▶ [RECORDS TO PROCESS]
Content starts
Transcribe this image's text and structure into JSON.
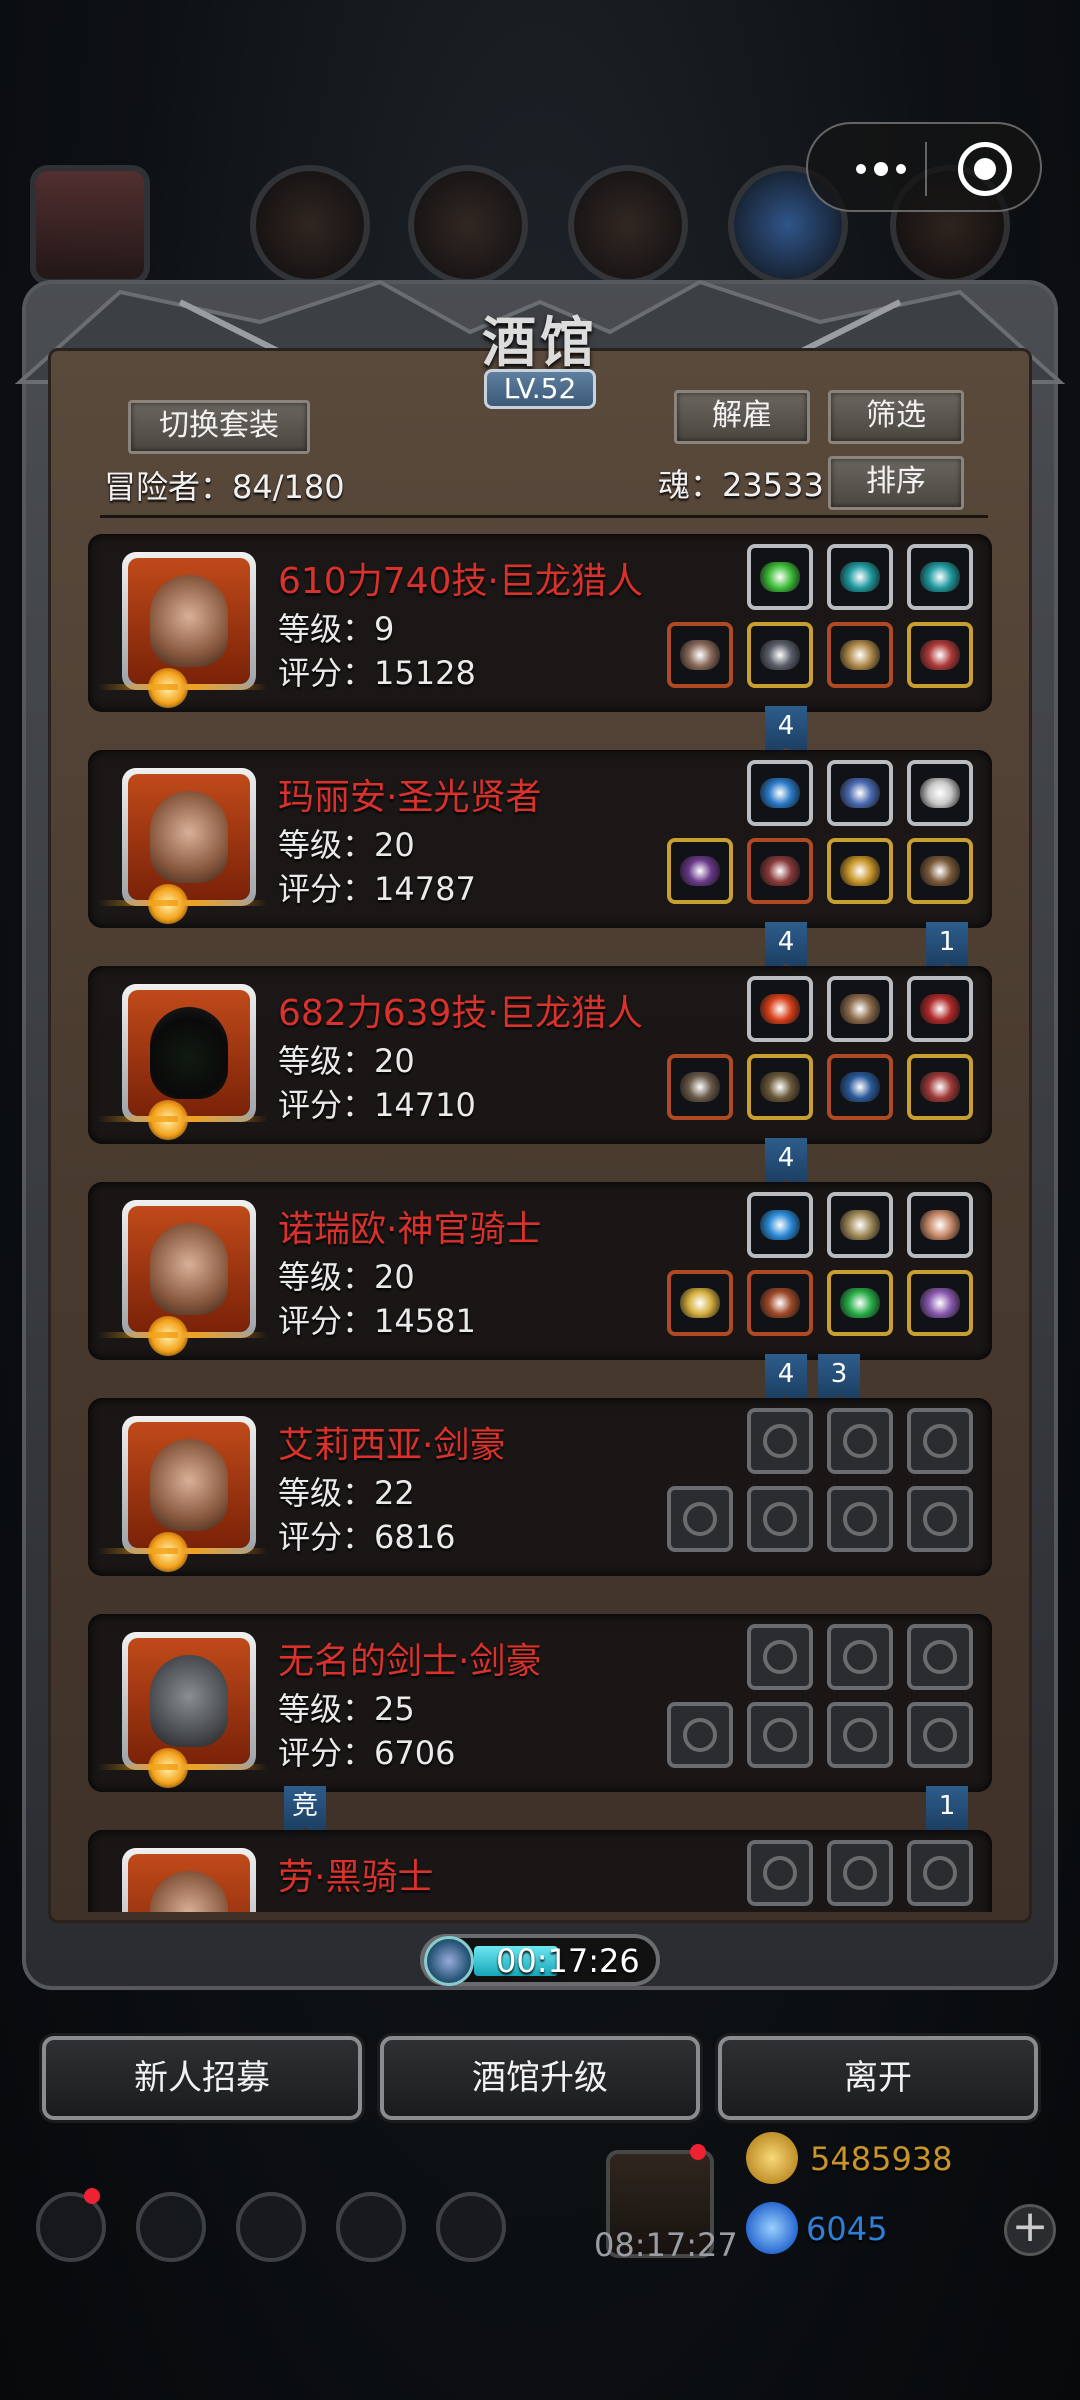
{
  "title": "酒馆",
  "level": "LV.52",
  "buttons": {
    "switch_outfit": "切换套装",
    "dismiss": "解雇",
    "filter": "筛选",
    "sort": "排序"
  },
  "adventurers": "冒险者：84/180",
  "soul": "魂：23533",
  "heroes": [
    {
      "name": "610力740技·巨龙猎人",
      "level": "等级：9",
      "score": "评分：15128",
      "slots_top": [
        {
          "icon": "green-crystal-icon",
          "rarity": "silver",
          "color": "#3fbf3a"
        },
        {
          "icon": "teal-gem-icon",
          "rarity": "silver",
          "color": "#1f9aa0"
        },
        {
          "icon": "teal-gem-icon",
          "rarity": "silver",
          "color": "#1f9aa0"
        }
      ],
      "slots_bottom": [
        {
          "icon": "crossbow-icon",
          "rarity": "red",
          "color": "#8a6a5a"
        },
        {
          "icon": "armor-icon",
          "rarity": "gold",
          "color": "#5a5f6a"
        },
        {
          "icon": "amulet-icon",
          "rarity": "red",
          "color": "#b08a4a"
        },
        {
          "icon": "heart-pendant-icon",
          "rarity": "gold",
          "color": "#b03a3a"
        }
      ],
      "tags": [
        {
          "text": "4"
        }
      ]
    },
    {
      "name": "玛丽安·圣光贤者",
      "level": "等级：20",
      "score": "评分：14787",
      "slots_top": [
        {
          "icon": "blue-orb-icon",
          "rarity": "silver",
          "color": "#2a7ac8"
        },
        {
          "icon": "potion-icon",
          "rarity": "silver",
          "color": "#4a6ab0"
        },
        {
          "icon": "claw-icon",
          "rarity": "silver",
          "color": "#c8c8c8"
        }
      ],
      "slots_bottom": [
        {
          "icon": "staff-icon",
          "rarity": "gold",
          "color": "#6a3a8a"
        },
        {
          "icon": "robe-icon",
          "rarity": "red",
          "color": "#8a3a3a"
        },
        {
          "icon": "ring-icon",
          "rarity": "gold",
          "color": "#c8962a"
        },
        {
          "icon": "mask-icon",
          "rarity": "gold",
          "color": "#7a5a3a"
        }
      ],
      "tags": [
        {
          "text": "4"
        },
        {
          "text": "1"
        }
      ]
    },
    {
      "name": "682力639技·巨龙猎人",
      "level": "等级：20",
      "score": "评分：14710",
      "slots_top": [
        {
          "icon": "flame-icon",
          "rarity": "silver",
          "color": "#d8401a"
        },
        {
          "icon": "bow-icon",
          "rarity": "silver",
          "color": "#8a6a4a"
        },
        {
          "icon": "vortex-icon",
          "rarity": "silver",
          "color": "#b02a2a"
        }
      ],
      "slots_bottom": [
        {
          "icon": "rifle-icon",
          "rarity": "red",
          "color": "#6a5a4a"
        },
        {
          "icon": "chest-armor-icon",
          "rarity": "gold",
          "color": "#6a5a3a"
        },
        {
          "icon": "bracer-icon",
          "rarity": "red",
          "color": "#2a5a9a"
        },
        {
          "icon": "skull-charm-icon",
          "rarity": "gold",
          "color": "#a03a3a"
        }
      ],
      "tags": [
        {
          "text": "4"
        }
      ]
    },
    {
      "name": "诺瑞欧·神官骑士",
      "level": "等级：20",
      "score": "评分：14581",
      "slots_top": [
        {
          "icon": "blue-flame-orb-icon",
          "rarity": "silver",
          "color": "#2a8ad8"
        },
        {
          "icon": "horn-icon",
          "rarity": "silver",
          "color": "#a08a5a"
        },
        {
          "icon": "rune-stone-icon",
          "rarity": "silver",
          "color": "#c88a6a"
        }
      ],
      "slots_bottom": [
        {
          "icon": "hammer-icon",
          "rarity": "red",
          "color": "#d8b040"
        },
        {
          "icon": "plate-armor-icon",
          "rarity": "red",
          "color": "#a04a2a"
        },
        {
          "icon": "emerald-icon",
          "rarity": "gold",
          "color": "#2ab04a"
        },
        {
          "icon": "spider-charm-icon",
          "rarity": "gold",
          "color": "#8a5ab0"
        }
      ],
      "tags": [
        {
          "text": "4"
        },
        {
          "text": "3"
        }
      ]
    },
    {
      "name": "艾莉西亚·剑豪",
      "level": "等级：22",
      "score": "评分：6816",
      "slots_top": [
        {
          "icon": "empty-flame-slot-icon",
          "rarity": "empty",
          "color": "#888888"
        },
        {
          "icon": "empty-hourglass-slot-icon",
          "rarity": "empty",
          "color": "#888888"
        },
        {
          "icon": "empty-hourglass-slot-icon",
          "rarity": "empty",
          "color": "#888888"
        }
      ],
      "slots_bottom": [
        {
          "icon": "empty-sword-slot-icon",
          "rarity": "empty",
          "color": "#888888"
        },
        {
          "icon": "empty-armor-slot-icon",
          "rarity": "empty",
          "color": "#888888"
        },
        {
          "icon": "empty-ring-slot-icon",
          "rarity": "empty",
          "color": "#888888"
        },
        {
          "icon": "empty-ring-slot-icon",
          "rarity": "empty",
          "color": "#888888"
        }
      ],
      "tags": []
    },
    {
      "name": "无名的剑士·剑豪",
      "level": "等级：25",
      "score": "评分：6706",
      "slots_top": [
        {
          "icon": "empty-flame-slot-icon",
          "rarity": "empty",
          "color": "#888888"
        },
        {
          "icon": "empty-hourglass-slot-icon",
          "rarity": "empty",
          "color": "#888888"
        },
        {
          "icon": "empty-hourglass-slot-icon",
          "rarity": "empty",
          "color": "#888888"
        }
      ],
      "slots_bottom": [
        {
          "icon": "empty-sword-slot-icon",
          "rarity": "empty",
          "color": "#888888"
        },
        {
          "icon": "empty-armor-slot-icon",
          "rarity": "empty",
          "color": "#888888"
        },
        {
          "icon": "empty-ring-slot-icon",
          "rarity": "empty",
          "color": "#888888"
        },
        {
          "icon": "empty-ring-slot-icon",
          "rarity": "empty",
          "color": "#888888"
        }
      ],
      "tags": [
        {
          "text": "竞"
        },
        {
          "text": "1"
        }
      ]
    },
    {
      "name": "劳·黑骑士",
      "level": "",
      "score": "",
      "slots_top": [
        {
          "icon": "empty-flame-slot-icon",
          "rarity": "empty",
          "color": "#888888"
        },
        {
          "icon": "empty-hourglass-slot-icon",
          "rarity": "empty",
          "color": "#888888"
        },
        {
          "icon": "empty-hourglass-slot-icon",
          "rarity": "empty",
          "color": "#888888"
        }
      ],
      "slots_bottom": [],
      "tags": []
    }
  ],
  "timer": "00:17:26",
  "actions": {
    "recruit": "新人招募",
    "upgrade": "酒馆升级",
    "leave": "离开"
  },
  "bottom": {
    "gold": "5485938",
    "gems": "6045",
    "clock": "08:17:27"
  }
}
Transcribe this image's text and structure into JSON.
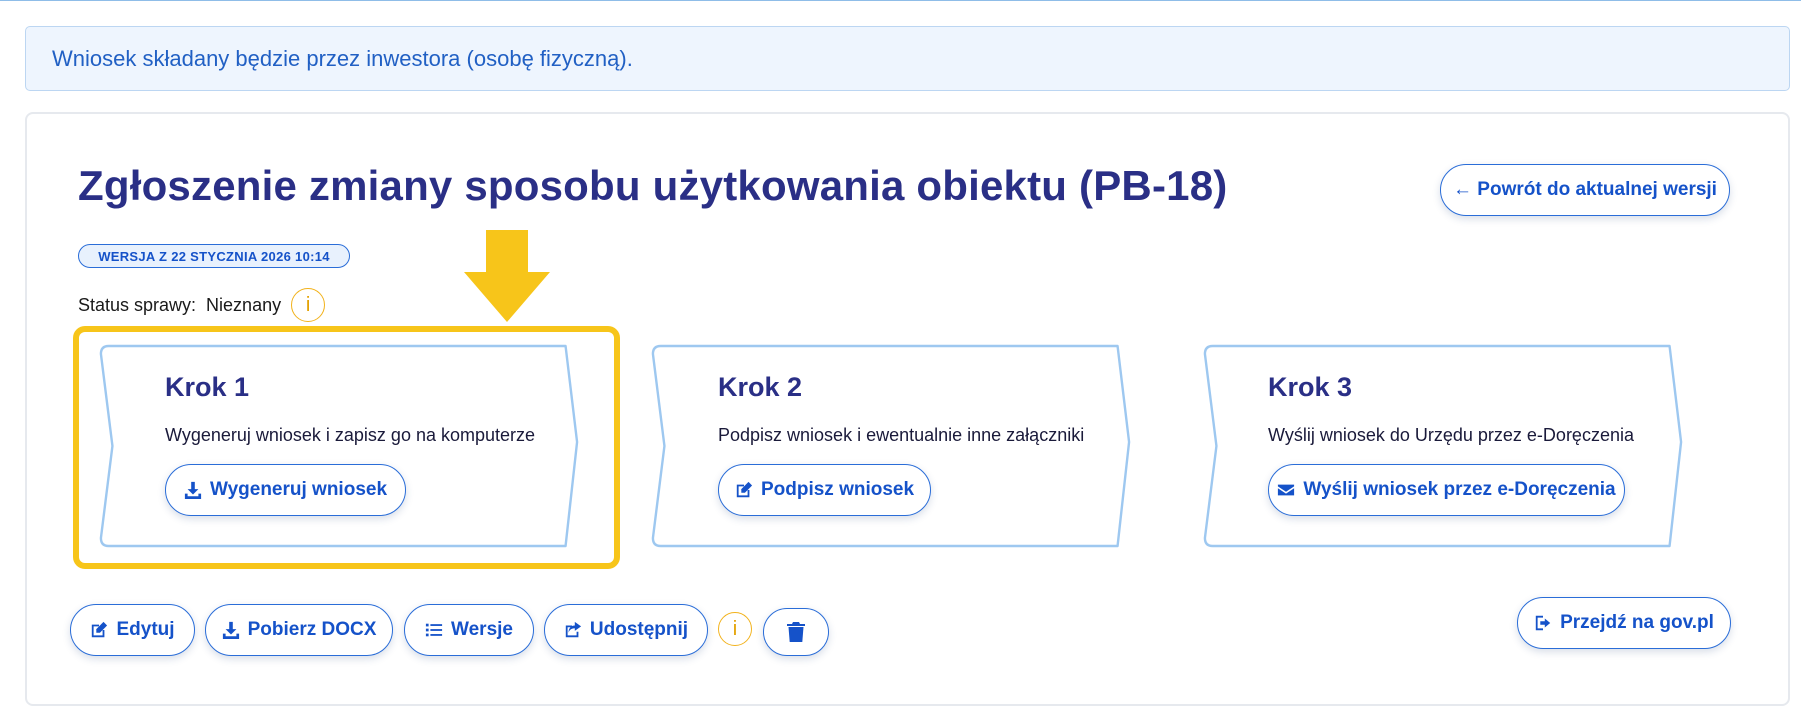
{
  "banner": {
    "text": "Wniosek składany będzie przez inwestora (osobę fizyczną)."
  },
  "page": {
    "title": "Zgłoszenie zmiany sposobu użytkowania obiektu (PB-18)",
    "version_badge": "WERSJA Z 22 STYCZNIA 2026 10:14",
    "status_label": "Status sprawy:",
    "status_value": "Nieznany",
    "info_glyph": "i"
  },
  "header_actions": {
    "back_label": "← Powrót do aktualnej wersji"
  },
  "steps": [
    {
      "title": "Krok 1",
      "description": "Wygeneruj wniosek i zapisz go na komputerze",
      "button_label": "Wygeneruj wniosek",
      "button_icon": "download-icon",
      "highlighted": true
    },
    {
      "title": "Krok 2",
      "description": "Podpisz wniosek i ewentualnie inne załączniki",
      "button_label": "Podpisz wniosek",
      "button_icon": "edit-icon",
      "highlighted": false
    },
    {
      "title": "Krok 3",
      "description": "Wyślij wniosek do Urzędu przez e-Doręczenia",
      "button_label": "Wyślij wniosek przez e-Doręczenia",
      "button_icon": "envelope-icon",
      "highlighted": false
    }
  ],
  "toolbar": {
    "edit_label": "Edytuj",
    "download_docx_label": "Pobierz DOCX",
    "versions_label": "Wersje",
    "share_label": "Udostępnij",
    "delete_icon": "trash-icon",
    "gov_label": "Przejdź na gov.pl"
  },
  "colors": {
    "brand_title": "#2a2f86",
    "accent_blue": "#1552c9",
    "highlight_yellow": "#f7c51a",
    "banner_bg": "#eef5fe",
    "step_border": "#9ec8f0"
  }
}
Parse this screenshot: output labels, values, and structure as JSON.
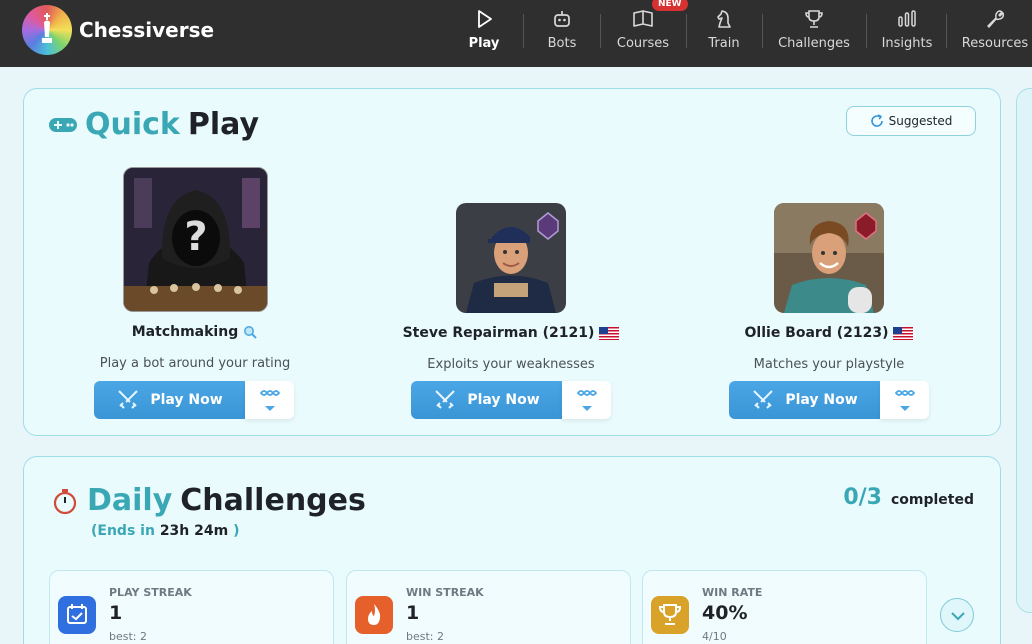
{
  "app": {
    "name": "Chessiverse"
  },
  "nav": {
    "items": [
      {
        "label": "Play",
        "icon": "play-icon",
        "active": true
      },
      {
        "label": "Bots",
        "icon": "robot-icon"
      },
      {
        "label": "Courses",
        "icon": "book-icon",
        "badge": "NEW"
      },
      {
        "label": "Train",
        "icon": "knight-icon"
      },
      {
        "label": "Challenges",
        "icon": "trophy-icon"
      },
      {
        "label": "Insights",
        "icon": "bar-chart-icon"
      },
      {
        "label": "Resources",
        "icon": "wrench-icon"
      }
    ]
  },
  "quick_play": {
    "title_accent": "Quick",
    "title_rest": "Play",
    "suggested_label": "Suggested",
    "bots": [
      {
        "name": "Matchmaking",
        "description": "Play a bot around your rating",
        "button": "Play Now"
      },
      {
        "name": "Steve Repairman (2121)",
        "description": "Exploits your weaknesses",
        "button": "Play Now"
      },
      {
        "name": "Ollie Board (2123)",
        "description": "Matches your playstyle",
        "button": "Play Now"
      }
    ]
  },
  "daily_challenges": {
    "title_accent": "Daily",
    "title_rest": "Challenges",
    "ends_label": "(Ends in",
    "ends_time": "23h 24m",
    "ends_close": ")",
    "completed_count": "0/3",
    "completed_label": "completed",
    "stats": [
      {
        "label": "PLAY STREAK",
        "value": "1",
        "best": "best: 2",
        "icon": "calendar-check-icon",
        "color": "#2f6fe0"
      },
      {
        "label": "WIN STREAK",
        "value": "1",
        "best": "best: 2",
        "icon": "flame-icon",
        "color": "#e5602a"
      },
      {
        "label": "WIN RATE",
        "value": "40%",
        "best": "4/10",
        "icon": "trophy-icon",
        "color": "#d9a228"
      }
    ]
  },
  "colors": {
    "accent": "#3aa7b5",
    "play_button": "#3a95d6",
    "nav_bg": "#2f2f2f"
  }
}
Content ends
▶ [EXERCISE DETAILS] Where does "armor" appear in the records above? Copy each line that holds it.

▶ [SOLUTION TO THE EXERCISE]
          "icon": "armor-icon",
          "icon": "chest-armor-icon",
          "icon": "plate-armor-icon",
          "icon": "empty-armor-slot-icon",
          "icon": "empty-armor-slot-icon",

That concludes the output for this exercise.